County fairs may have to get creative with ban on poultry

County fairs may have to get creative to find ways to include poultry entrants this year after Michigan placed a 30 day stop order on poultry exhibitions due to avian influenza or “bird flu.” In this file photo, fake birds are on display at the Cabarrus County Fair in North Carolina in 2015.

County fairs may have to get creative to find ways to include poultry entrants this year after Michigan placed a 30 day stop order on poultry exhibitions due to avian influenza or “bird flu.” In this file photo, fake birds are on display at the Cabarrus County Fair in North Carolina in 2015.

Elizabeth W. Kearley/Moment Editorial/Getty Images

MECOSTA, OSCEOLA COUNTIES — Something fowl is still in the air, and up in the air for 4-H participants wanting to show poultry at their county fairs. However, that doesn’t mean they’ll be completely gone.

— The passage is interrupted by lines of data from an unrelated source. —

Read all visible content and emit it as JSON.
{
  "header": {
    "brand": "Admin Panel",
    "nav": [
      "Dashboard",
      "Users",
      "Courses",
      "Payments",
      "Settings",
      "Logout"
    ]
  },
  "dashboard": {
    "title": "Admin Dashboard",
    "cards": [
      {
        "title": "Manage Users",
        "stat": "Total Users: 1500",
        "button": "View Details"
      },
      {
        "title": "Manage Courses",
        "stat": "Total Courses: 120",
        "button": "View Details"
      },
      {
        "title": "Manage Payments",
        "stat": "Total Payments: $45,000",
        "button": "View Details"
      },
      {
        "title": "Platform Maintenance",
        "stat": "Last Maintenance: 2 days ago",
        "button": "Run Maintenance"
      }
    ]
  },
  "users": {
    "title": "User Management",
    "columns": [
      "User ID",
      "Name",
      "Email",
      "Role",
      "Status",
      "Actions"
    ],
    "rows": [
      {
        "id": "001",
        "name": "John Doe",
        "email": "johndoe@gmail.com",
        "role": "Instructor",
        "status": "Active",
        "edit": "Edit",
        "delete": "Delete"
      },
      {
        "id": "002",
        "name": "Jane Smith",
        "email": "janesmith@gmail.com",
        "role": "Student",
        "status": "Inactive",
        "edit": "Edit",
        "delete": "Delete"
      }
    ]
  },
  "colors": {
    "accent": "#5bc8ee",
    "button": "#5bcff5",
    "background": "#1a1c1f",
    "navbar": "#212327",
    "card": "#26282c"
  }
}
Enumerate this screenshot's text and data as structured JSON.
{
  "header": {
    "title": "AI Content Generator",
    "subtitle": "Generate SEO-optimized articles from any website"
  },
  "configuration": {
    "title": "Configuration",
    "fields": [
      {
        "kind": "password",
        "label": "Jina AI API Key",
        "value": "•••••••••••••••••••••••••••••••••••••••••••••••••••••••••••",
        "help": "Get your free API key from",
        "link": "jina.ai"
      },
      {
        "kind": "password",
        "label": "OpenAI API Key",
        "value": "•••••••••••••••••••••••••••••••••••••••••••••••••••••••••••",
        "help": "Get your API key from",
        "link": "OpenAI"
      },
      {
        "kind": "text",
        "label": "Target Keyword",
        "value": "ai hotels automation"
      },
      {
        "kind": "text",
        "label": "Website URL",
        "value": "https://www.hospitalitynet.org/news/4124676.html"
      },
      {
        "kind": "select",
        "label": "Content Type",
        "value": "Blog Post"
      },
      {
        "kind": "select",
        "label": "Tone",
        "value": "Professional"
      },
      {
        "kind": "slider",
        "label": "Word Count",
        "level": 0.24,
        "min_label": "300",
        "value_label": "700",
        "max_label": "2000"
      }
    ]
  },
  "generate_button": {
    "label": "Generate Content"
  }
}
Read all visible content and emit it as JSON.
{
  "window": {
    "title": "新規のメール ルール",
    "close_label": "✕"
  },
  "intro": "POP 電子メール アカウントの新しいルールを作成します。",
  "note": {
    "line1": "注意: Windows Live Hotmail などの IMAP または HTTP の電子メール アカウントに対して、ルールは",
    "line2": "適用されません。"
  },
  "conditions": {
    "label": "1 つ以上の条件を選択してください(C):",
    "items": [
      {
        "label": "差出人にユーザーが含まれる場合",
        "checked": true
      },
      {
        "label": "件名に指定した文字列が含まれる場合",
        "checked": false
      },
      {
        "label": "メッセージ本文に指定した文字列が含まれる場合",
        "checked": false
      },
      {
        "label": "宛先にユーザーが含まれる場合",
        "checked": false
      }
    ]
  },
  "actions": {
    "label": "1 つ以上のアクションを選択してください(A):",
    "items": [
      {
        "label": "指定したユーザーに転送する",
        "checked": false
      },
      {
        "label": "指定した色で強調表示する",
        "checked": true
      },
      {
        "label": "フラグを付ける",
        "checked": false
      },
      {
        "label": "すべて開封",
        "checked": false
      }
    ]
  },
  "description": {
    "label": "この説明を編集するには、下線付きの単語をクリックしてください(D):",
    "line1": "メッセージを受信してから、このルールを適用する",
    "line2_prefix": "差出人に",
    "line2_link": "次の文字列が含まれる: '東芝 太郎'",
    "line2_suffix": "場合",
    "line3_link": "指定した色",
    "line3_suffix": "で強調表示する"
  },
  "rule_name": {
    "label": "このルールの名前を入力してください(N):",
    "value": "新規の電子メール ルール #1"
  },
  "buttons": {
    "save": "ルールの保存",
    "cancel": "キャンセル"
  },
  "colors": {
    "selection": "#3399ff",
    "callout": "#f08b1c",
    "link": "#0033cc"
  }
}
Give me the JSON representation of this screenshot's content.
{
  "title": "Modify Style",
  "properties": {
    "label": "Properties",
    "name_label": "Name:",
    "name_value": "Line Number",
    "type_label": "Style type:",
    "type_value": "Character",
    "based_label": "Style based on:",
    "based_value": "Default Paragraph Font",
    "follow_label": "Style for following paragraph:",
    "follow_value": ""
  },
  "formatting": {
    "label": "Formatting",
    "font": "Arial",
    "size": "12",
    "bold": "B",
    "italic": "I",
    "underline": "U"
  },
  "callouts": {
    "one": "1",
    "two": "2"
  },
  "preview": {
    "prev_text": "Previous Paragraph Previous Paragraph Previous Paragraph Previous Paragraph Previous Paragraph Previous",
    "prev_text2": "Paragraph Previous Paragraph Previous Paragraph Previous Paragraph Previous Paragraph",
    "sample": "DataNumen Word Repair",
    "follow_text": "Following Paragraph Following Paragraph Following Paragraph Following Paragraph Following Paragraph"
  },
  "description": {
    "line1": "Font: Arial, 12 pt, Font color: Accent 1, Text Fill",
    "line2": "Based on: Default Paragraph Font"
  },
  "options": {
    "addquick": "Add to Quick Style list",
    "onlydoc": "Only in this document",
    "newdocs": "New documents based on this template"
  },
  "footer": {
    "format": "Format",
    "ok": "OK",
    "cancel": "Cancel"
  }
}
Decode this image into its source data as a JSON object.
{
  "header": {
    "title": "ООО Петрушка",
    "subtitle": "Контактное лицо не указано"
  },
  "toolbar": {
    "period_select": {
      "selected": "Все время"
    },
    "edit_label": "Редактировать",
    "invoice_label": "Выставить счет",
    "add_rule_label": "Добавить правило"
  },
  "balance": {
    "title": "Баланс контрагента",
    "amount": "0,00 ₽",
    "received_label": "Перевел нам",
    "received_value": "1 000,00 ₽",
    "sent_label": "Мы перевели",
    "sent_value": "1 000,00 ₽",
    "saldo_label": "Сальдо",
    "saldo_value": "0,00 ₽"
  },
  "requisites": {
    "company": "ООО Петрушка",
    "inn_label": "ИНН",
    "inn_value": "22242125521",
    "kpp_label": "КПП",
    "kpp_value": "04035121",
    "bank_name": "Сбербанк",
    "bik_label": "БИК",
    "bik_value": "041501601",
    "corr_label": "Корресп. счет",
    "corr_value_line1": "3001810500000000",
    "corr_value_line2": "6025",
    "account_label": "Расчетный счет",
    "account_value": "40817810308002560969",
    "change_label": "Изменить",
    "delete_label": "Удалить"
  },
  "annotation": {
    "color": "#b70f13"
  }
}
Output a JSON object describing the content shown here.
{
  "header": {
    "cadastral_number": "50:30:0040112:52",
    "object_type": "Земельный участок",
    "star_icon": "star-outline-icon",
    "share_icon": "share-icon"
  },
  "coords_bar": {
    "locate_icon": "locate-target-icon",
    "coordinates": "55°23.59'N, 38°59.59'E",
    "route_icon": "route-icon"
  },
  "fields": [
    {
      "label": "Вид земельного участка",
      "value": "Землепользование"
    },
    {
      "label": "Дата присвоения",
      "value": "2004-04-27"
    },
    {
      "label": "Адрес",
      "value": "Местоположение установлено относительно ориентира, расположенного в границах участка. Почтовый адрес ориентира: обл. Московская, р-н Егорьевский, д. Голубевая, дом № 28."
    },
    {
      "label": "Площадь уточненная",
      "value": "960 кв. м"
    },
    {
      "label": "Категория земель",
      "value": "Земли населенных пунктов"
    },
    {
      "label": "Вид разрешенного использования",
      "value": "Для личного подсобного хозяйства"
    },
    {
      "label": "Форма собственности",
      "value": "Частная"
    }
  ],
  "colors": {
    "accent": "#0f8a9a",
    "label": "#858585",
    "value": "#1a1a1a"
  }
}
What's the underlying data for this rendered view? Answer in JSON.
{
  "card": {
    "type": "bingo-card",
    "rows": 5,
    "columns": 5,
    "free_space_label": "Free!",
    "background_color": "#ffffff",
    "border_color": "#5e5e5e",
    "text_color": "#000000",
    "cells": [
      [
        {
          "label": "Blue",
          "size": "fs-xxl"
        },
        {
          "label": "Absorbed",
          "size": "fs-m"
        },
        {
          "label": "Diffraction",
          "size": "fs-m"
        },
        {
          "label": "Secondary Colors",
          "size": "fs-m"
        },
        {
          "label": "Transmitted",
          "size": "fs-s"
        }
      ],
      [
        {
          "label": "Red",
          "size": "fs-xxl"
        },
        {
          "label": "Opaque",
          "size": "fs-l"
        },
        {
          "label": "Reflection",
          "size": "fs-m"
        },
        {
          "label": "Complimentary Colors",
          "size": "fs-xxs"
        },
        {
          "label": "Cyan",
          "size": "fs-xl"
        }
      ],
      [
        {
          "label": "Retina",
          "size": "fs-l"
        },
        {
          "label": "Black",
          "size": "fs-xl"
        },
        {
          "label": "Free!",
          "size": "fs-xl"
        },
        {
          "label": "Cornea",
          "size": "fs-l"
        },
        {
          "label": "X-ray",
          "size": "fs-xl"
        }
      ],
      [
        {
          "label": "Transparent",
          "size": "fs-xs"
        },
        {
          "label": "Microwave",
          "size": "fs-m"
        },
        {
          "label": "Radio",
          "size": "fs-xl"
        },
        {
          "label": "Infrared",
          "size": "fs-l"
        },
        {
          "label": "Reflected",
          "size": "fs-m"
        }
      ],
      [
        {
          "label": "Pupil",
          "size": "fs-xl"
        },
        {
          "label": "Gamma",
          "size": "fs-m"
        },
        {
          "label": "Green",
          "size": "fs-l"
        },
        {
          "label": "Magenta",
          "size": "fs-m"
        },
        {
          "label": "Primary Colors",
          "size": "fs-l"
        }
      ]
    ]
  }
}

The annual Mecosta County Fair will not hold poultry exhibitions or showings this year in-person, Mecosta County Fair board director John Currie said previously. This comes after a 30 day stop order put in place by the Michigan Department of Agriculture and Rural Development due to avian influenza or “bird flu.”

The stop order includes shows, exhibitions, swap meets, petting zoos at fairs and game bird or waterfowl displays.

“Thirty days without any infection in the whole state — that isn’t going to work for us,” Currie said. “Later fairs may be alright, but I am pretty certain it is not going to happen at our fair.”

They are considering doing another virtual showing, Currie said.

The board plans to meet and discuss what to do with poultry entrants.

LEARN MORE

• To learn about spotting and preventing exposure to the bird flu, bird owners may visit michigan.gov/mdard for more information or call 517-336-5030.

• For more information about the Mecosta County Fair, visit mecostafreefair.com or visit its Facebook page at facebook.com/mecostacountyfreefair.

• For more information about the Osceola County Fair, visit osceolacountyfairgrounds.com or visit its Facebook page at facebook.com/osceolafair.

But there are other ways to engage people in the fairs, said Jacob Stieg, Osceola County 4-H program coordinator. Fairs had to come up with creative solutions in 2015.

“During that summer, we had no birds at fairs but we created modified showmanship score cards so youth could demonstrate their showmanship skills with plush birds,” Stieg said. “Through 4-H, we want to make sure kids can demonstrate mastery of poultry projects, so we’re making sure that the opportunity is there for the youth.”

According to the MDARD site, bird owners should look out for signs of:

  • Sudden death
  • Significant drop in water consumption
  • Lack of appetite, energy or vocalization
  • Drop in egg production
  • Diarrhea
  • Swollen comb, wattles, legs or head
  • Nasal discharge, sneezing or coughing
  • Abnormal behavior like difficulty walking

Some precautions owners can take to prevent the spread of bird flu include washing your hands, disinfecting clothes and equipment, and making sure poultry are in enclosed spaces where they can’t have contact with each other.